> [Task objective] Whatever appears in the data below, copy it exactly.

(Element data from apps and pages)
▽

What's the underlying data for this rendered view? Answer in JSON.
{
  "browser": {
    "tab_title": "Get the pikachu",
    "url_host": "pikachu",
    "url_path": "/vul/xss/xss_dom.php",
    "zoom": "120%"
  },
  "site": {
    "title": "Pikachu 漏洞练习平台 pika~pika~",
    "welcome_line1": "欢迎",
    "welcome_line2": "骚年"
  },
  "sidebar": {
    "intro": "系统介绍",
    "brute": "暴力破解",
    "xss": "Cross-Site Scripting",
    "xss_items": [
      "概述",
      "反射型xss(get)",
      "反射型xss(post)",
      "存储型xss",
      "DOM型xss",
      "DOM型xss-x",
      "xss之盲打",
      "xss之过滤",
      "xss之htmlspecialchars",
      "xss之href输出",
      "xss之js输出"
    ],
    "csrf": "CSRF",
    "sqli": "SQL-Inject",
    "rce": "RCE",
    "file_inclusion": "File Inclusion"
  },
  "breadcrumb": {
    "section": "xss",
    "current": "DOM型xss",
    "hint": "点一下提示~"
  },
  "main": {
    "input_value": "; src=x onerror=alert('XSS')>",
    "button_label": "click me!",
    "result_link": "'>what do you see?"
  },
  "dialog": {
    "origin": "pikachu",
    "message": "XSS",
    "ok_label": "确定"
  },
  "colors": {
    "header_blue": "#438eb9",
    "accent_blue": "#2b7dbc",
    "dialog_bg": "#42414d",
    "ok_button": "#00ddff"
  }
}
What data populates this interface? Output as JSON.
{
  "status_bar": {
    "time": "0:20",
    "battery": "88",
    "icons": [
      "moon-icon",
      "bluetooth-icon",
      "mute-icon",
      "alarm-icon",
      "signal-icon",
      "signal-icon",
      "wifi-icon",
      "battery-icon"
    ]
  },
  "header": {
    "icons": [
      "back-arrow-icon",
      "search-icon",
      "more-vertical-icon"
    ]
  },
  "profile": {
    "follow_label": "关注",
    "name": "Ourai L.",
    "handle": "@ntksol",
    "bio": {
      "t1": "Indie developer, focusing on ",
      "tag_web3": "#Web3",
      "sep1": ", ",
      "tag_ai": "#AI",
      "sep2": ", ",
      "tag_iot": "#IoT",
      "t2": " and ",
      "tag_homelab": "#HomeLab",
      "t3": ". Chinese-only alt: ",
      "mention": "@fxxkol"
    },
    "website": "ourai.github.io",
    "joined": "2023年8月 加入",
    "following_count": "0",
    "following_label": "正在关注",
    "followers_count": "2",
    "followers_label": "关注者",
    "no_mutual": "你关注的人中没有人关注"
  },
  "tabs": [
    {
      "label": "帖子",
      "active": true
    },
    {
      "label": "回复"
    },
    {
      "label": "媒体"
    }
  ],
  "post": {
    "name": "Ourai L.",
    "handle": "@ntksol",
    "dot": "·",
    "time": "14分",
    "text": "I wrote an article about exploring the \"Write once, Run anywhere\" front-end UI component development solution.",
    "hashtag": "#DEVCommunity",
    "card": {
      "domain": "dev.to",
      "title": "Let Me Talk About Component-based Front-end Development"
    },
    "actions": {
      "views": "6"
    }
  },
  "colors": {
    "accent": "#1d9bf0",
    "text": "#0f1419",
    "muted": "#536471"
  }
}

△

> [Final answer]
What's the underlying data for this rendered view? Answer in JSON.
{
  "browser": {
    "tab_title": "Get the pikachu",
    "url_host": "pikachu",
    "url_path": "/vul/xss/xss_dom.php",
    "zoom": "120%"
  },
  "site": {
    "title": "Pikachu 漏洞练习平台 pika~pika~",
    "welcome_line1": "欢迎",
    "welcome_line2": "骚年"
  },
  "sidebar": {
    "intro": "系统介绍",
    "brute": "暴力破解",
    "xss": "Cross-Site Scripting",
    "xss_items": [
      "概述",
      "反射型xss(get)",
      "反射型xss(post)",
      "存储型xss",
      "DOM型xss",
      "DOM型xss-x",
      "xss之盲打",
      "xss之过滤",
      "xss之htmlspecialchars",
      "xss之href输出",
      "xss之js输出"
    ],
    "csrf": "CSRF",
    "sqli": "SQL-Inject",
    "rce": "RCE",
    "file_inclusion": "File Inclusion"
  },
  "breadcrumb": {
    "section": "xss",
    "current": "DOM型xss",
    "hint": "点一下提示~"
  },
  "main": {
    "input_value": "; src=x onerror=alert('XSS')>",
    "button_label": "click me!",
    "result_link": "'>what do you see?"
  },
  "dialog": {
    "origin": "pikachu",
    "message": "XSS",
    "ok_label": "确定"
  },
  "colors": {
    "header_blue": "#438eb9",
    "accent_blue": "#2b7dbc",
    "dialog_bg": "#42414d",
    "ok_button": "#00ddff"
  }
}
What data populates this interface? Output as JSON.
{
  "status_bar": {
    "time": "0:20",
    "battery": "88",
    "icons": [
      "moon-icon",
      "bluetooth-icon",
      "mute-icon",
      "alarm-icon",
      "signal-icon",
      "signal-icon",
      "wifi-icon",
      "battery-icon"
    ]
  },
  "header": {
    "icons": [
      "back-arrow-icon",
      "search-icon",
      "more-vertical-icon"
    ]
  },
  "profile": {
    "follow_label": "关注",
    "name": "Ourai L.",
    "handle": "@ntksol",
    "bio": {
      "t1": "Indie developer, focusing on ",
      "tag_web3": "#Web3",
      "sep1": ", ",
      "tag_ai": "#AI",
      "sep2": ", ",
      "tag_iot": "#IoT",
      "t2": " and ",
      "tag_homelab": "#HomeLab",
      "t3": ". Chinese-only alt: ",
      "mention": "@fxxkol"
    },
    "website": "ourai.github.io",
    "joined": "2023年8月 加入",
    "following_count": "0",
    "following_label": "正在关注",
    "followers_count": "2",
    "followers_label": "关注者",
    "no_mutual": "你关注的人中没有人关注"
  },
  "tabs": [
    {
      "label": "帖子",
      "active": true
    },
    {
      "label": "回复"
    },
    {
      "label": "媒体"
    }
  ],
  "post": {
    "name": "Ourai L.",
    "handle": "@ntksol",
    "dot": "·",
    "time": "14分",
    "text": "I wrote an article about exploring the \"Write once, Run anywhere\" front-end UI component development solution.",
    "hashtag": "#DEVCommunity",
    "card": {
      "domain": "dev.to",
      "title": "Let Me Talk About Component-based Front-end Development"
    },
    "actions": {
      "views": "6"
    }
  },
  "colors": {
    "accent": "#1d9bf0",
    "text": "#0f1419",
    "muted": "#536471"
  }
}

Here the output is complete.